ministry is not based on how much we have, how little we have, how big we are, how small
we are. Our Source for church growth is God and how much confidence we have in God to help
us move ahead.
Third, treasures, or the love of money can blind our vision. Jesus says that the
eyes are the windows into our body. When we open our eyes wide with wonder and belief,
its like opening windows in a dark room and letting the sunlight stream in. We can
see clearly. But if we hoard, if we go through life squinty-eyed over our treasures,
its like were walking around with the shades pulled down over eyes. That
blocks our vision.
Five years ago people in this country gave 2 billion dollars to carry on
Gods work. Sounds like a lot until we consider that we spent
· Over 2 billion just on chewing gum
· More than 4 billion on movies
· 12 billion on vacations
· 20 billion on cosmetics
· 49 billion on Coke and other soft drinks
We could add to this list computers, upgrades, camcorders, sports utility
vehicles, and electric toothpaste squeezers.
In American Beauty, Lester Burnam is a man who has lived a meaningless, almost
trite life. Throughout the film, he strives to recover whatever it is he has lost in his
marriage and family over the years. In one poignant scene he comes close to experiencing
the dynamic, joyful quality that he and his wife shared in their early years. The scene
takes place in their living room.
Lester(referring to his wife when they first met): "Youve lost your joy
. . . Whatever happened to that girl I once knew? . . . have you forgotten about her,

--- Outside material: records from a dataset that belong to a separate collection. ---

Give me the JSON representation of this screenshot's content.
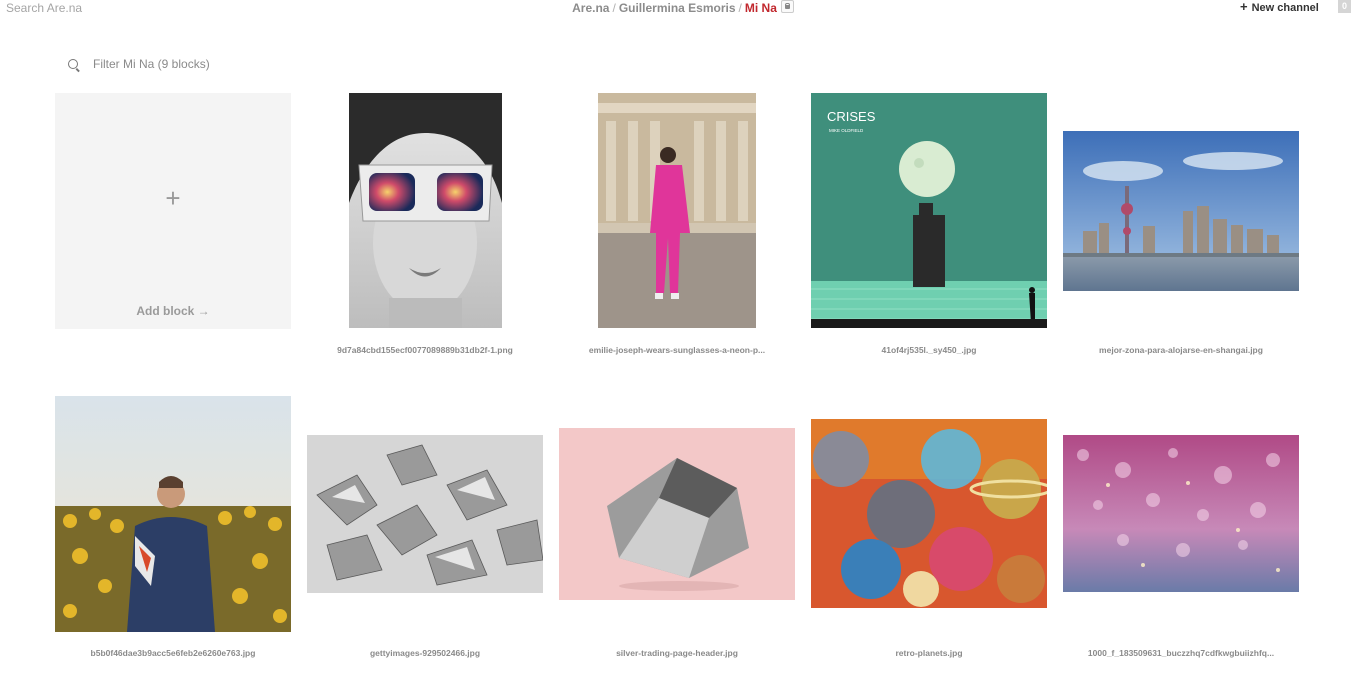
{
  "topbar": {
    "search_placeholder": "Search Are.na",
    "breadcrumb": [
      "Are.na",
      "Guillermina Esmoris",
      "Mi Na"
    ],
    "new_channel_label": "New channel",
    "count": "0"
  },
  "filter": {
    "placeholder": "Filter Mi Na (9 blocks)"
  },
  "add_block": {
    "plus": "+",
    "label": "Add block →"
  },
  "blocks": [
    {
      "caption": "9d7a84cbd155ecf0077089889b31db2f-1.png"
    },
    {
      "caption": "emilie-joseph-wears-sunglasses-a-neon-p..."
    },
    {
      "caption": "41of4rj535l._sy450_.jpg"
    },
    {
      "caption": "mejor-zona-para-alojarse-en-shangai.jpg"
    },
    {
      "caption": "b5b0f46dae3b9acc5e6feb2e6260e763.jpg"
    },
    {
      "caption": "gettyimages-929502466.jpg"
    },
    {
      "caption": "silver-trading-page-header.jpg"
    },
    {
      "caption": "retro-planets.jpg"
    },
    {
      "caption": "1000_f_183509631_buczzhq7cdfkwgbuiizhfq..."
    }
  ],
  "crises_cover": {
    "title": "CRISES",
    "artist": "MIKE OLDFIELD"
  }
}
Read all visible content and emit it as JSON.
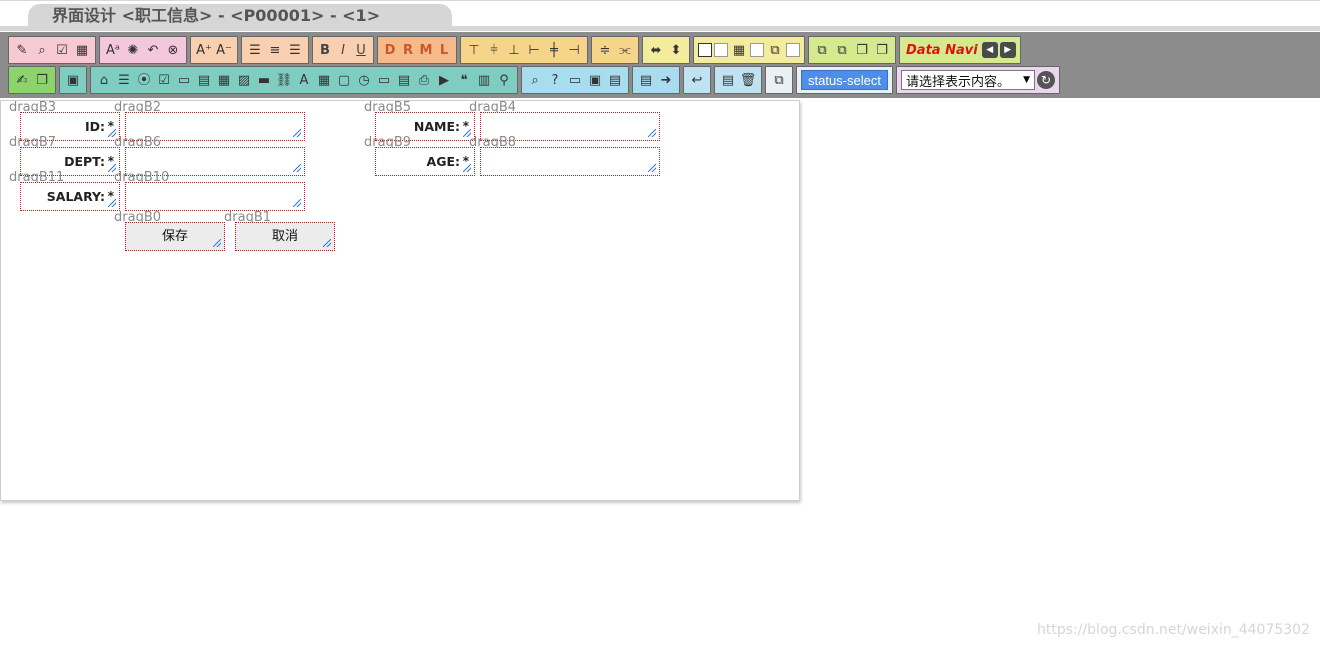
{
  "tab": {
    "title": "界面设计 <职工信息> - <P00001> - <1>"
  },
  "toolbar": {
    "format_letters": [
      "D",
      "R",
      "M",
      "L"
    ],
    "text_size": [
      "A⁺",
      "A⁻"
    ],
    "style_letters": [
      "B",
      "I",
      "U"
    ],
    "data_navi_label": "Data Navi",
    "status_select_label": "status-select",
    "select_value": "请选择表示内容。",
    "tooltip_letter": "A"
  },
  "form": {
    "tags": {
      "b3": "dragB3",
      "b2": "dragB2",
      "b5": "dragB5",
      "b4": "dragB4",
      "b7": "dragB7",
      "b6": "dragB6",
      "b9": "dragB9",
      "b8": "dragB8",
      "b11": "dragB11",
      "b10": "dragB10",
      "b0": "dragB0",
      "b1": "dragB1"
    },
    "fields": {
      "id": "ID:",
      "name": "NAME:",
      "dept": "DEPT:",
      "age": "AGE:",
      "salary": "SALARY:"
    },
    "required_mark": "*",
    "save_label": "保存",
    "cancel_label": "取消"
  },
  "watermark": "https://blog.csdn.net/weixin_44075302",
  "colors": {
    "toolbar_bg": "#8c8c8c",
    "status_btn": "#4f8ee8",
    "data_navi": "#e01010",
    "cell_border": "#b02020"
  }
}
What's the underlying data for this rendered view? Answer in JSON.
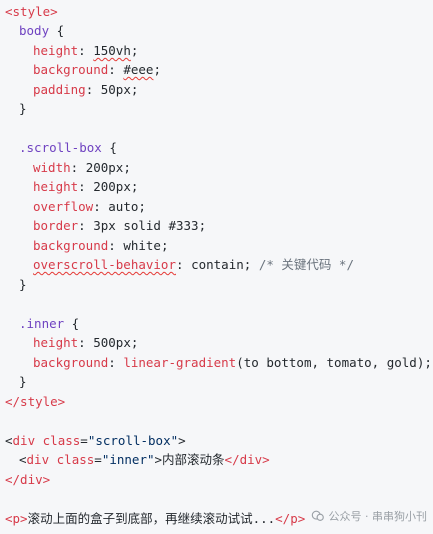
{
  "code": {
    "style_open": "<style>",
    "style_close": "</style>",
    "body_sel": "body",
    "body_height_prop": "height",
    "body_height_val": "150vh",
    "body_bg_prop": "background",
    "body_bg_val": "#eee",
    "body_pad_prop": "padding",
    "body_pad_val": "50px",
    "sb_sel": ".scroll-box",
    "sb_width_prop": "width",
    "sb_width_val": "200px",
    "sb_height_prop": "height",
    "sb_height_val": "200px",
    "sb_overflow_prop": "overflow",
    "sb_overflow_val": "auto",
    "sb_border_prop": "border",
    "sb_border_val": "3px solid #333",
    "sb_bg_prop": "background",
    "sb_bg_val": "white",
    "sb_osb_prop": "overscroll-behavior",
    "sb_osb_val": "contain",
    "sb_osb_comment": "/* 关键代码 */",
    "inner_sel": ".inner",
    "inner_height_prop": "height",
    "inner_height_val": "500px",
    "inner_bg_prop": "background",
    "inner_bg_fn": "linear-gradient",
    "inner_bg_args": "(to bottom, tomato, gold)",
    "div_open_tag": "div",
    "div_class_attr": "class",
    "div_class_val": "\"scroll-box\"",
    "inner_div_class_val": "\"inner\"",
    "inner_div_text": "内部滚动条",
    "div_close": "</div>",
    "p_text": "滚动上面的盒子到底部，再继续滚动试试...",
    "p_close": "</p>"
  },
  "watermark": {
    "text": "公众号 · 串串狗小刊"
  },
  "colors": {
    "tag": "#d73a49",
    "selector": "#6f42c1",
    "string": "#032f62",
    "comment": "#6a737d",
    "background": "#f6f7f9"
  }
}
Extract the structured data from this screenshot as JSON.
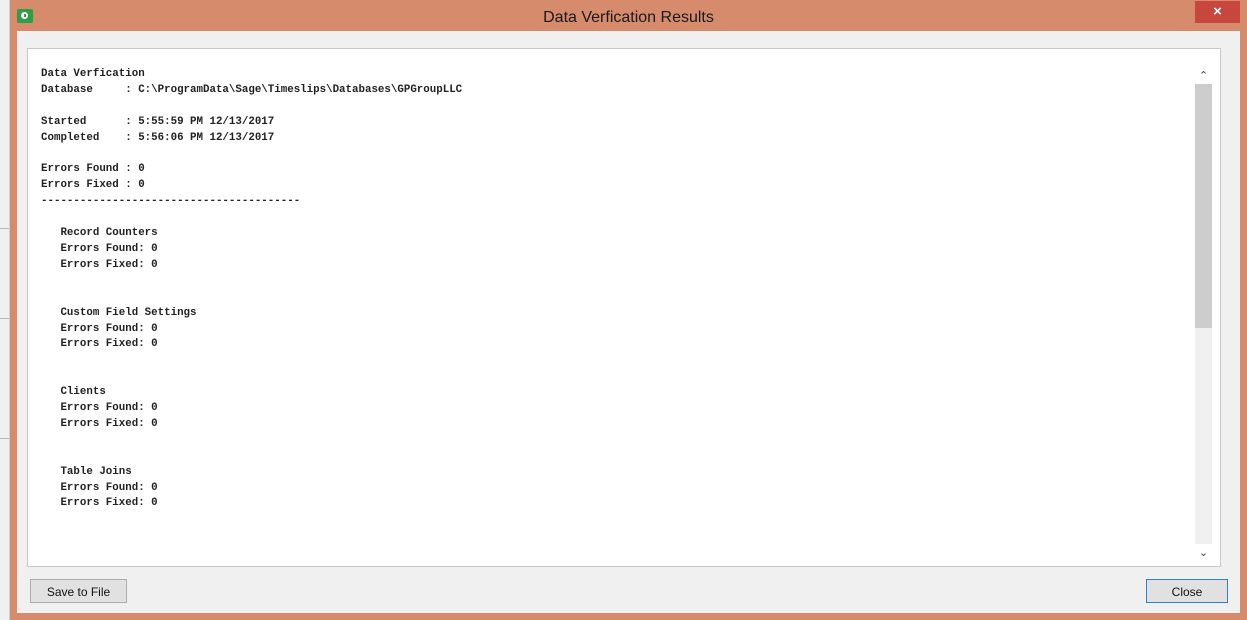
{
  "window": {
    "title": "Data Verfication Results",
    "close_glyph": "×",
    "accent_color": "#d68b6c",
    "close_color": "#c7463d"
  },
  "report": {
    "lines": [
      "Data Verfication",
      "Database     : C:\\ProgramData\\Sage\\Timeslips\\Databases\\GPGroupLLC",
      "",
      "Started      : 5:55:59 PM 12/13/2017",
      "Completed    : 5:56:06 PM 12/13/2017",
      "",
      "Errors Found : 0",
      "Errors Fixed : 0",
      "----------------------------------------",
      "",
      "   Record Counters",
      "   Errors Found: 0",
      "   Errors Fixed: 0",
      "",
      "",
      "   Custom Field Settings",
      "   Errors Found: 0",
      "   Errors Fixed: 0",
      "",
      "",
      "   Clients",
      "   Errors Found: 0",
      "   Errors Fixed: 0",
      "",
      "",
      "   Table Joins",
      "   Errors Found: 0",
      "   Errors Fixed: 0"
    ]
  },
  "scrollbar": {
    "up_glyph": "⌃",
    "down_glyph": "⌄"
  },
  "buttons": {
    "save_label": "Save to File",
    "close_label": "Close"
  },
  "icons": {
    "app": "timeslips-app-icon",
    "close": "close-icon",
    "scroll_up": "chevron-up-icon",
    "scroll_down": "chevron-down-icon"
  }
}
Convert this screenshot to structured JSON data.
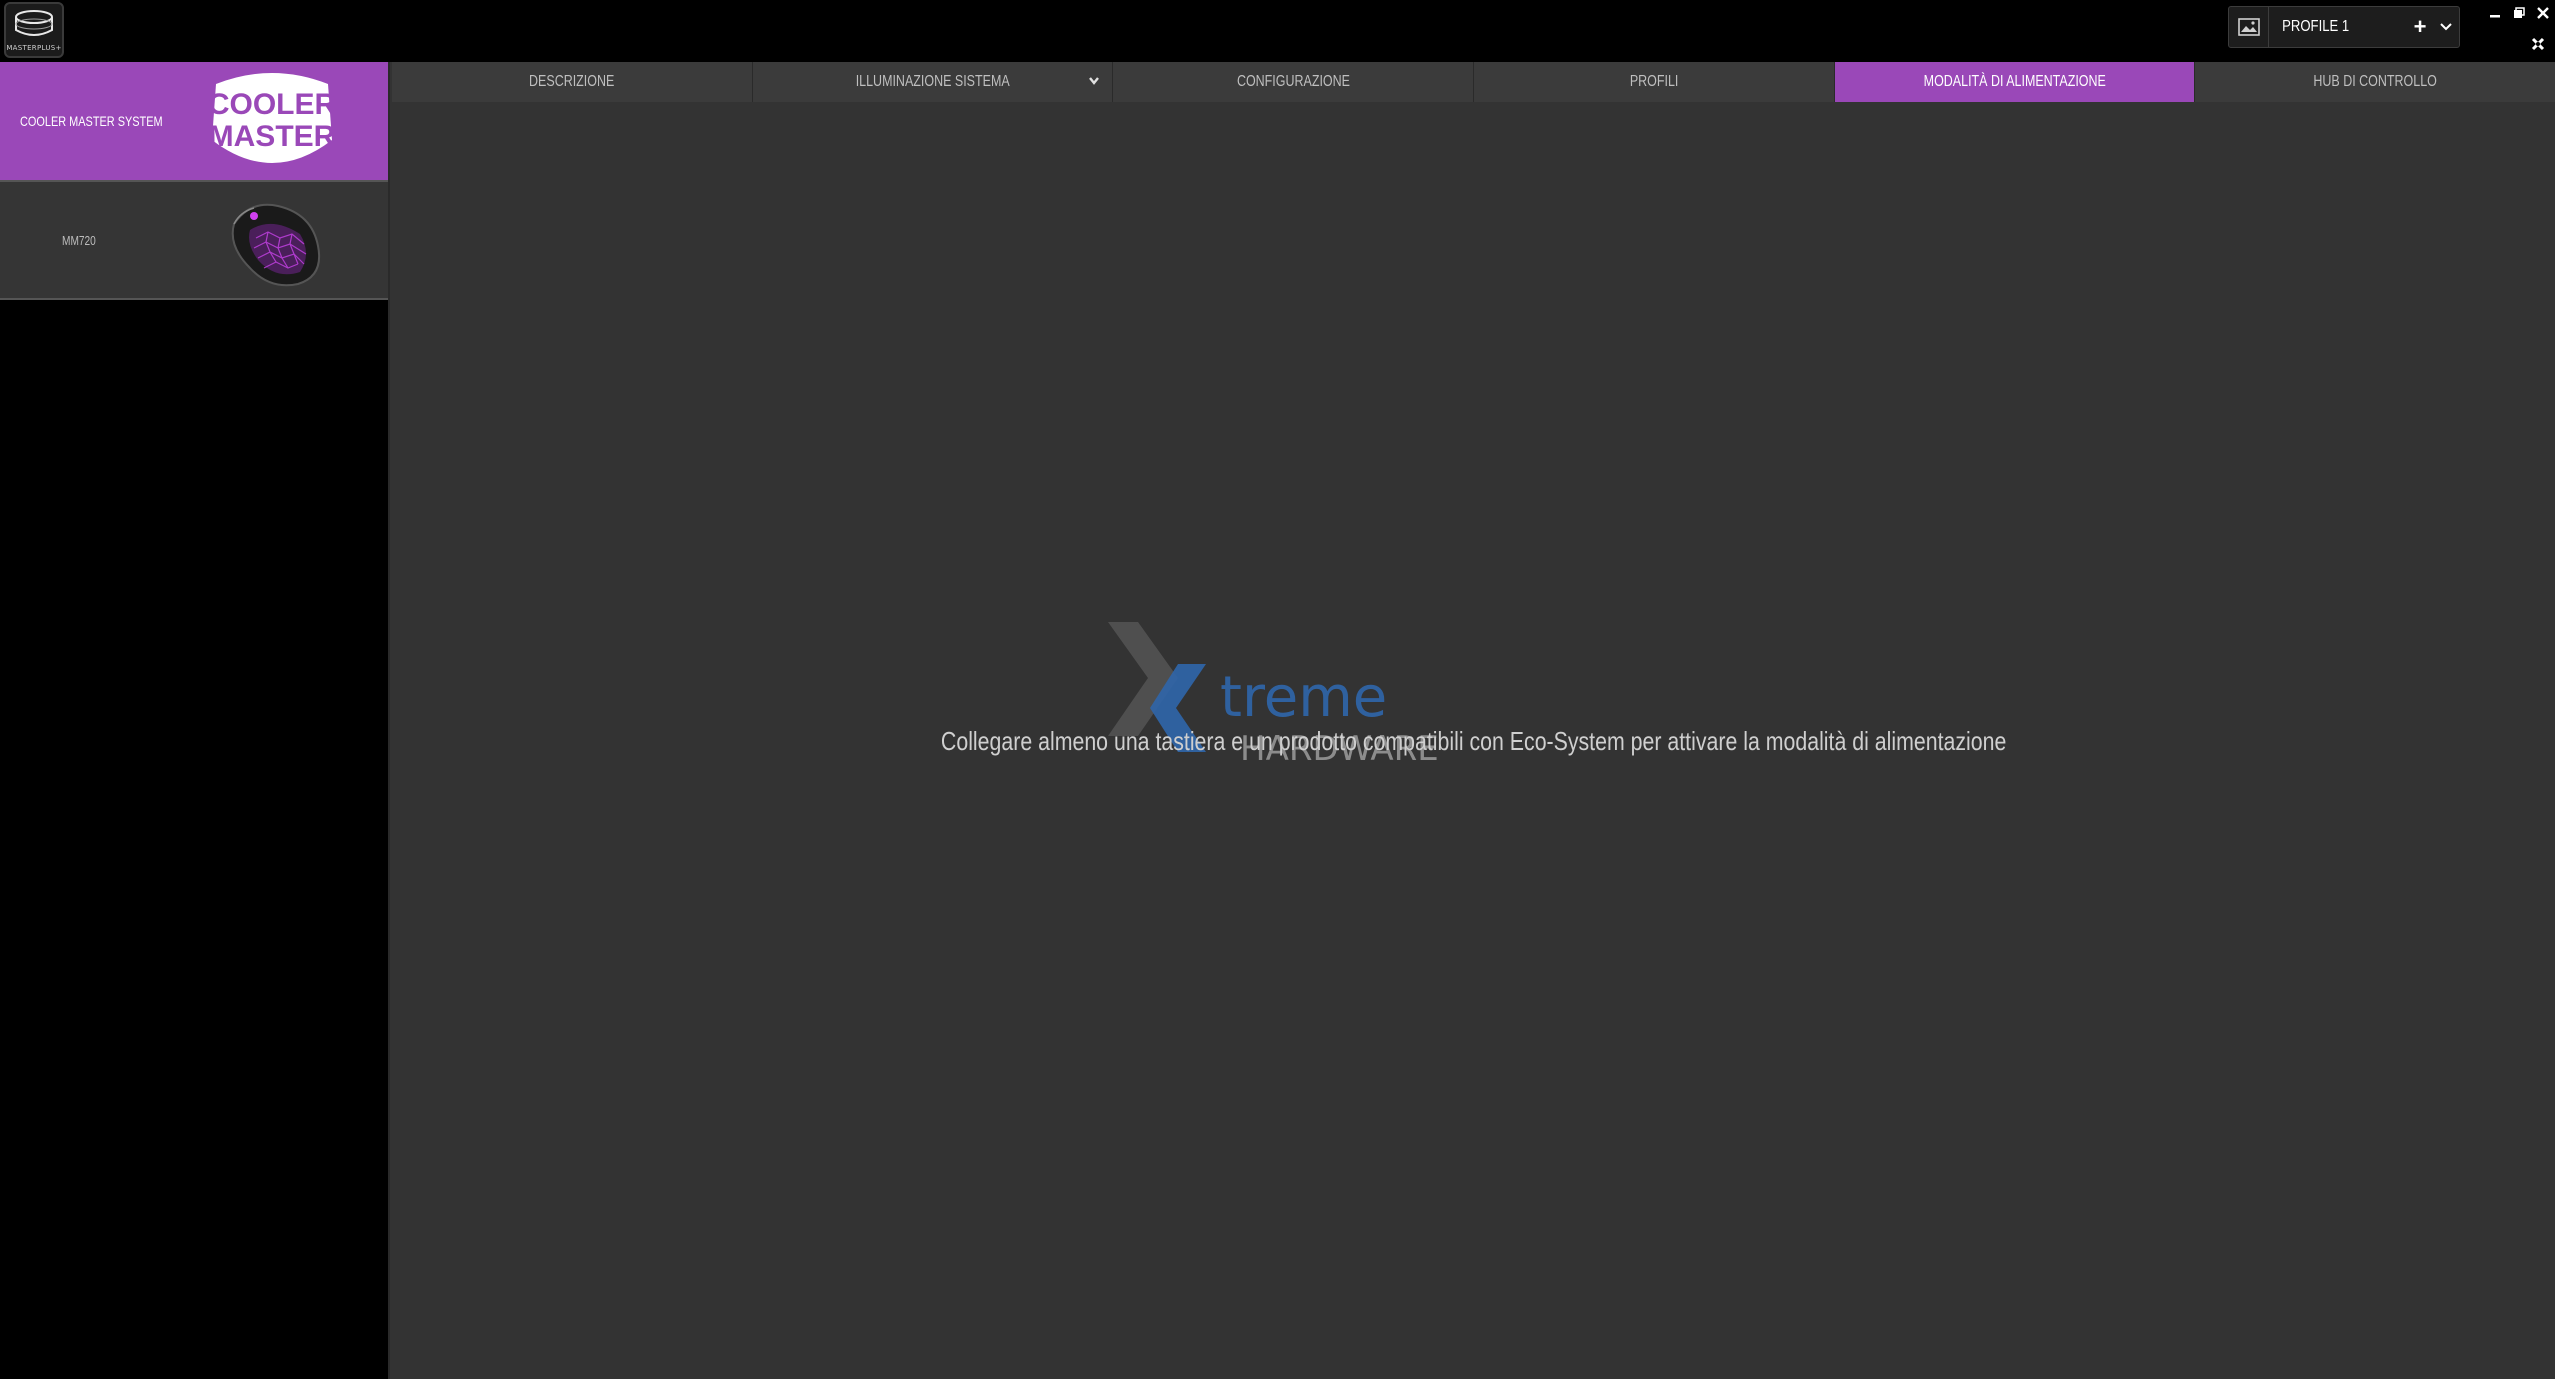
{
  "app": {
    "logo_label": "MASTERPLUS+"
  },
  "titlebar": {
    "profile_name": "PROFILE 1",
    "profile_add_symbol": "+",
    "icons": [
      "image-icon",
      "plus-icon",
      "chevron-down-icon",
      "minimize-icon",
      "restore-icon",
      "close-icon",
      "tools-icon"
    ]
  },
  "sidebar": {
    "devices": [
      {
        "name": "COOLER MASTER SYSTEM",
        "logo_text": [
          "COOLER",
          "MASTER"
        ],
        "active": true
      },
      {
        "name": "MM720",
        "active": false
      }
    ]
  },
  "tabs": [
    {
      "label": "DESCRIZIONE",
      "active": false
    },
    {
      "label": "ILLUMINAZIONE SISTEMA",
      "active": false,
      "has_dropdown": true
    },
    {
      "label": "CONFIGURAZIONE",
      "active": false
    },
    {
      "label": "PROFILI",
      "active": false
    },
    {
      "label": "MODALITÀ DI ALIMENTAZIONE",
      "active": true
    },
    {
      "label": "HUB DI CONTROLLO",
      "active": false
    }
  ],
  "main": {
    "message": "Collegare almeno una tastiera e un prodotto compatibili con Eco-System per attivare la modalità di alimentazione",
    "watermark": {
      "text_1": "treme",
      "text_2": "HARDWARE"
    }
  },
  "colors": {
    "accent": "#9a48b8",
    "background": "#333333",
    "titlebar": "#000000",
    "tab_bg": "#3b3b3b"
  }
}
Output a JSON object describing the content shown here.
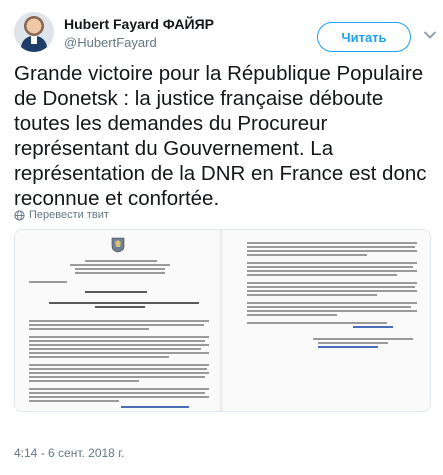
{
  "user": {
    "name": "Hubert Fayard ФАЙЯР",
    "handle": "@HubertFayard"
  },
  "follow_label": "Читать",
  "tweet": {
    "text": "Grande victoire pour la République Populaire de Donetsk : la justice française déboute toutes les demandes du Procureur représentant du Gouvernement. La représentation de la DNR en France est donc reconnue et confortée.",
    "translate_label": "Перевести твит",
    "timestamp": "4:14 - 6 сент. 2018 г."
  },
  "colors": {
    "accent": "#1da1f2",
    "secondary_text": "#657786",
    "primary_text": "#14171a"
  },
  "icons": {
    "follow_menu": "chevron-down-icon",
    "translate": "globe-icon",
    "document": "coat-of-arms-icon"
  }
}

because I havent."
They sit together in silence and then he sidles up next to her and begins to kiss
her neck tenderly, caressingly. She receives his tenderness and shuts her eyes to take it
in. Noticing, however, that Lester has a bottle of beer in his hand, she suddenly reverts
back to the present.
"Lester, youre going to spill beer on the couch."
(Backing away from her and the couch): "So what? Its just a
"This is a four-thousand dollar sofa. Upholstered in Italian silk. This is
not just a couch."
"Its just a couch. [Long pause] This isnt life. This is just
stuff. And its become more to you than living."
Our lessons for this day are not against acquiring wealth, theyre about
living. About living fully, generously, deeply. The lessons are also about what our
Italian silk possessions can do to us when we lose our focus. When were too busy
being on vacation and forget the privilege and call we have to be generous with our
possessions and wealth. The parable challenges us to ask who possesses us-our possessions
Someone has said that mammon is the largest slaveholder in the world. That may be
true. But the Good News of the Gospel is that God is the greatest Liberator in the world.
Only God can free us from our possessions possessing us; only God can free us to live
generously and abundantly. Only God can make us truly human-even when were on